on February 11, 2013
Honestly, the reviews comparing this to Catcher in the Rye were probably the reason I decided to read this in the first place; although, honestly, I never liked Holden Caufield. This book is about a boy who is less a wallflower and more a doormat. He chooses to allow himself to be hauled along by whatever his friends want, and never makes any decisions himself. True, the ending of the book is the reason as to why he is this way, but at no point does anyone ever wonder why. It trivializes the <spoiler alert!!> abuse he suffers at the hand of a relative. Even the drugs he does is never intended to self-medicate. Instead, they are just because his friends are doing them. Even his making out with his male friend is based never on his own sexuality, but simply because his friend is lonely and hurting and probably, I don't know, needs to make out.
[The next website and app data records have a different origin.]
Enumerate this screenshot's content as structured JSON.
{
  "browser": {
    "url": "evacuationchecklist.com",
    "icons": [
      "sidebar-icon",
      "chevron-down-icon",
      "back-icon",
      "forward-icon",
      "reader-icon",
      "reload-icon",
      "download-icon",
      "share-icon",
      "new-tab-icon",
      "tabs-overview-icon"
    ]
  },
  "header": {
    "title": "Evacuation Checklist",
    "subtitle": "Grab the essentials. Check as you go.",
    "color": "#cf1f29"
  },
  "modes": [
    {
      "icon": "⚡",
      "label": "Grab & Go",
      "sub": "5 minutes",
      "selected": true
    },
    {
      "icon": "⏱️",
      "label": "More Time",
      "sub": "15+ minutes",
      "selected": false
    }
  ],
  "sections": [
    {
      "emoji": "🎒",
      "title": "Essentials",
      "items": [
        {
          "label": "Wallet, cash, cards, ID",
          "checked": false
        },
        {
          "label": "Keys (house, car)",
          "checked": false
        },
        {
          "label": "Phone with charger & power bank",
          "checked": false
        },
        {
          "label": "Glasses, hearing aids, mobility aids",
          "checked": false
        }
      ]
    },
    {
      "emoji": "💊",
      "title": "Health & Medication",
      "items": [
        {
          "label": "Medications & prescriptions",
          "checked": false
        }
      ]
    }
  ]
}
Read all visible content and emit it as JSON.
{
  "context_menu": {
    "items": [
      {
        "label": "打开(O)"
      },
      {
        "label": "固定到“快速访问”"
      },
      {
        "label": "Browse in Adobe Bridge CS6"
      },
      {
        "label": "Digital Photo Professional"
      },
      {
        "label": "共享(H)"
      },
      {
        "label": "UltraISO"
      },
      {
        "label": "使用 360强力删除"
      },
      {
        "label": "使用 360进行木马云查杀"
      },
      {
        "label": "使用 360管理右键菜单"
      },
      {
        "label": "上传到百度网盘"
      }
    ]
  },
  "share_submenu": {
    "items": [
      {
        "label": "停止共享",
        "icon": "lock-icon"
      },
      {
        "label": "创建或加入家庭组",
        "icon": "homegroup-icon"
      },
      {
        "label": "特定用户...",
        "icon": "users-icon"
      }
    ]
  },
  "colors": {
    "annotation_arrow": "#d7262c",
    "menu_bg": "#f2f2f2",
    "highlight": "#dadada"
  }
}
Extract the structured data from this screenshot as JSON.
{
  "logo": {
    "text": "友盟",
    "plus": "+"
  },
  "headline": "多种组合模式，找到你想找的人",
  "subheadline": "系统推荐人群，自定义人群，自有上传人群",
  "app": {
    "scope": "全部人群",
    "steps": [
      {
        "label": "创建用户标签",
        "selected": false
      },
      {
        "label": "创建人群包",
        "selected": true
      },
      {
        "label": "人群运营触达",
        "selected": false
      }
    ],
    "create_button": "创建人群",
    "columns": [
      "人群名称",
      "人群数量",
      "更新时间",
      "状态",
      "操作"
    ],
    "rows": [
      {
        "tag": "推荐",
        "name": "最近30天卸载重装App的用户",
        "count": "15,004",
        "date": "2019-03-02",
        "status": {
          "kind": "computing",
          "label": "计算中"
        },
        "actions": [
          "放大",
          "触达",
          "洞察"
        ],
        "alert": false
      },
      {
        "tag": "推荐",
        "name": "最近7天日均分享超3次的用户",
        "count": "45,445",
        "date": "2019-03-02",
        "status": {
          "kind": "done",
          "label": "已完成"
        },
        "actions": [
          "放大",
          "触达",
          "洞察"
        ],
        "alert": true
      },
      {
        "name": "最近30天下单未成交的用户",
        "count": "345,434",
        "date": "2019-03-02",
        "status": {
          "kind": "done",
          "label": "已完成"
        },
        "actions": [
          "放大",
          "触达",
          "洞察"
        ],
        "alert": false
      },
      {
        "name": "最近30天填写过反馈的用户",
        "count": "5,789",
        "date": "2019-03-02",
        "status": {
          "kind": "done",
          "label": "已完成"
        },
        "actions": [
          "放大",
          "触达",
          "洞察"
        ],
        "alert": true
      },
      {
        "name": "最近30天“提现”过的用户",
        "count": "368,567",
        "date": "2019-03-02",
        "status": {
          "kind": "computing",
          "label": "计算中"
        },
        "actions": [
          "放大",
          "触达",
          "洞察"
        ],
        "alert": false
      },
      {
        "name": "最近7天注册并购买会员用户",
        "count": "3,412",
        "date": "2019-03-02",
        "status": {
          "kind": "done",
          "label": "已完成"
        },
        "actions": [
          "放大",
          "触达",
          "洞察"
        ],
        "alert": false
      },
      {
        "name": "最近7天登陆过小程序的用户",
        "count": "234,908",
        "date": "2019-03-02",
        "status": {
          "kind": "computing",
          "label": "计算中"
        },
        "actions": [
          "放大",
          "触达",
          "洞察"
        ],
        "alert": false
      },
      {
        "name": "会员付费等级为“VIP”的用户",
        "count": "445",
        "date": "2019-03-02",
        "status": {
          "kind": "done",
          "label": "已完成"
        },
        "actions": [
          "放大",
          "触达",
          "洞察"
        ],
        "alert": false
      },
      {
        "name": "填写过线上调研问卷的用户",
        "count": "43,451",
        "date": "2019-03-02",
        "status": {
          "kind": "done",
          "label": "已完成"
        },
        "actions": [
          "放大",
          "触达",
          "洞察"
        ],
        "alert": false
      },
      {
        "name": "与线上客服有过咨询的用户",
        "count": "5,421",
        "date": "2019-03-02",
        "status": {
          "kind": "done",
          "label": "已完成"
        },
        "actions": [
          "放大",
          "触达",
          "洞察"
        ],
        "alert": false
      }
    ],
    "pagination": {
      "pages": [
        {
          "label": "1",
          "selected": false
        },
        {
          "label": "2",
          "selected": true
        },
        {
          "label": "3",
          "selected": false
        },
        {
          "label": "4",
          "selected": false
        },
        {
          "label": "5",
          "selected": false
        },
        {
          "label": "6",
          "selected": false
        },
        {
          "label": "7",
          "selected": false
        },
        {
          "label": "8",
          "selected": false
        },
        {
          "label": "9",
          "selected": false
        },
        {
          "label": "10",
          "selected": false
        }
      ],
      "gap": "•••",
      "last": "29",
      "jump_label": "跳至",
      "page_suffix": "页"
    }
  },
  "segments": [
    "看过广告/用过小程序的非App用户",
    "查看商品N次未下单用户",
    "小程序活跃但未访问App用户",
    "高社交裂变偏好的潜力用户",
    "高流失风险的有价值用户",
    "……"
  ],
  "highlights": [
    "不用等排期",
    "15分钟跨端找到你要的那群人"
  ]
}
At no point does he understand, even when he is told by a friend, that he needs to make decisions based on what he wants or needs. Overall, there are some humorous parts, some very "real" moments, but they are surrounded by a jellyfish character that makes decisions by not making any decisions.